◆ Excerpted data
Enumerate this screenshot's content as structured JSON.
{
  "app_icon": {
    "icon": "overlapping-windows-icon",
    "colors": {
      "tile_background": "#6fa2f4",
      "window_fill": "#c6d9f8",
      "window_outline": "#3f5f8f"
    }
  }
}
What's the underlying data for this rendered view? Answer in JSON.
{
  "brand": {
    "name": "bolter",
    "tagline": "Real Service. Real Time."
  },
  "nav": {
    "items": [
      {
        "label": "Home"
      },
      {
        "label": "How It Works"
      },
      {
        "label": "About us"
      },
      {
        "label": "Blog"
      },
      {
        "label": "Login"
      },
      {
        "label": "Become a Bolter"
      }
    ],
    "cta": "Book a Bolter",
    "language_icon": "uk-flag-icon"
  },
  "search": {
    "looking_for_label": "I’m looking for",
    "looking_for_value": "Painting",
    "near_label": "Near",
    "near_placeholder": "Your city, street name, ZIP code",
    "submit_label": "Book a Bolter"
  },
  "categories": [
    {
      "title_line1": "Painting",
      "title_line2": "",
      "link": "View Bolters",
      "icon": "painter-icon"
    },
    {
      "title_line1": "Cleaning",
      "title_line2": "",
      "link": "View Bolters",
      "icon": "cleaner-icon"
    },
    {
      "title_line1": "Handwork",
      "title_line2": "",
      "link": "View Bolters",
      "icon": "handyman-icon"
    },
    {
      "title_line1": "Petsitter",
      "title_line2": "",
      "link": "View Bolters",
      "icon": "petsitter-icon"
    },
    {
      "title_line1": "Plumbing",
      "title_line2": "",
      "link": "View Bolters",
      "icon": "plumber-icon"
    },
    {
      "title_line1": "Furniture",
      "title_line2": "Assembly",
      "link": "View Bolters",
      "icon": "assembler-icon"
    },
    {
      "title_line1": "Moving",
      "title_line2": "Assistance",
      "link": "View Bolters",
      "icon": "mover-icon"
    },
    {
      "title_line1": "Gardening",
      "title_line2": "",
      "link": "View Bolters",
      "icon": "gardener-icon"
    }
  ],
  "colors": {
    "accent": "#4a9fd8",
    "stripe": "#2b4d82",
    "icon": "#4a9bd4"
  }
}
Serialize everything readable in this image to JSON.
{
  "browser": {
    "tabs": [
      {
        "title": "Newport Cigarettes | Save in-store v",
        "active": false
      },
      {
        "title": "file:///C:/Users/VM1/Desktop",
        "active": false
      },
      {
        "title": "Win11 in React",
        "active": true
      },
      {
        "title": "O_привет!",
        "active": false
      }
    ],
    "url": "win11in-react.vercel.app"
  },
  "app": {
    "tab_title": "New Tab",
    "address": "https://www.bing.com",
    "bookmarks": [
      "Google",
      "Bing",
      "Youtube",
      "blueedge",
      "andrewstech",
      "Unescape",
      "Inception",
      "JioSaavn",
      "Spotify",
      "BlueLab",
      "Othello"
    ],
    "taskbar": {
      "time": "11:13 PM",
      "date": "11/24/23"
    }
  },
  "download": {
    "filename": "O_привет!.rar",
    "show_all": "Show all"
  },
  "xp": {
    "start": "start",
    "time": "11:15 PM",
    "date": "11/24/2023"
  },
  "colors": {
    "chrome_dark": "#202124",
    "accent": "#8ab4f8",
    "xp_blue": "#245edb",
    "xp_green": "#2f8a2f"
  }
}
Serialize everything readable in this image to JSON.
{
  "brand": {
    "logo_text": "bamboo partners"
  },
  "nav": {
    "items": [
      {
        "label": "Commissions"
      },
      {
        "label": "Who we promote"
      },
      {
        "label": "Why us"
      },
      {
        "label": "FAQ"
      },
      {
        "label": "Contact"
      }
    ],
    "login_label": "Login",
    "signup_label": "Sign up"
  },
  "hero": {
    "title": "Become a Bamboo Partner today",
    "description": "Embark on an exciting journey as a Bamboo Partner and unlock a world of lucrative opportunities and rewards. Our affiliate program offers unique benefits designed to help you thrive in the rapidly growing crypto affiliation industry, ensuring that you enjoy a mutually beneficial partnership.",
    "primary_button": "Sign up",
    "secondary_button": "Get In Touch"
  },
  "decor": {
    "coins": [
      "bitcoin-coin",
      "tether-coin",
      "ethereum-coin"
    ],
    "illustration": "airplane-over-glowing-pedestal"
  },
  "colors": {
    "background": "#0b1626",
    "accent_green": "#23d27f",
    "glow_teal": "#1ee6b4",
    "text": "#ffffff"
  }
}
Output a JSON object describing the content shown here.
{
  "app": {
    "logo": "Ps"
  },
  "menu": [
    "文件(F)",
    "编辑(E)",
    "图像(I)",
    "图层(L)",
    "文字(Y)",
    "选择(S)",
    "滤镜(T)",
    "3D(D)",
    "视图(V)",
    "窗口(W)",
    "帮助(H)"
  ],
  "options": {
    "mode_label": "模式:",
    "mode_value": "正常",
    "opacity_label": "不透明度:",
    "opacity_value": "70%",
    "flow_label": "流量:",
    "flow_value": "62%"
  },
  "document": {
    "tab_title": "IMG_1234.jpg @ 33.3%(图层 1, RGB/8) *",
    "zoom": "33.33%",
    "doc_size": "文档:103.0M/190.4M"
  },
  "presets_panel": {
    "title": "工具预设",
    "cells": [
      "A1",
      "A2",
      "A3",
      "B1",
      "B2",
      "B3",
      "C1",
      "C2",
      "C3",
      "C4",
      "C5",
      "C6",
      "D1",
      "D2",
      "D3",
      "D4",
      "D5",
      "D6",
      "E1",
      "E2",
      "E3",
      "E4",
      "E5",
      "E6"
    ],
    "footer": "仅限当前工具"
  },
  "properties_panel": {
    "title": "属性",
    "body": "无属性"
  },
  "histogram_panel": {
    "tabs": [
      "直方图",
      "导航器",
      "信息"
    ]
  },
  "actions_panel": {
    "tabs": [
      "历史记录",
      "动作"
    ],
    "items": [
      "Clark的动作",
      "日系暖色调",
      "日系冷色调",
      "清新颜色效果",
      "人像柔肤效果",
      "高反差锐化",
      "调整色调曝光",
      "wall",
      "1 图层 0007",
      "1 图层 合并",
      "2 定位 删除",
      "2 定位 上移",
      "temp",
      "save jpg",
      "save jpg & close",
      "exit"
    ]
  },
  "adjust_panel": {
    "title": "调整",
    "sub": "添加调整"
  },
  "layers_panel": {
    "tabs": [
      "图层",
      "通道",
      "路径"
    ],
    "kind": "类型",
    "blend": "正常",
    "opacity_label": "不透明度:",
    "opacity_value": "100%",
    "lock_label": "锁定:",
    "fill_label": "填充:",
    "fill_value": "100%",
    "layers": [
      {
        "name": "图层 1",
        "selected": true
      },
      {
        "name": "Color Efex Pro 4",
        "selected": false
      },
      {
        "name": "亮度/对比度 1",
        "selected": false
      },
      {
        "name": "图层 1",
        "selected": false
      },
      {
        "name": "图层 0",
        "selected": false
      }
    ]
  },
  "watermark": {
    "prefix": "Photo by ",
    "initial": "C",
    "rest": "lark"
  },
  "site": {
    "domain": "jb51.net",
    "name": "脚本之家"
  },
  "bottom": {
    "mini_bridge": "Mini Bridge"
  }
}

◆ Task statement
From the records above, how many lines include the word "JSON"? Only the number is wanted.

◆ Task result
5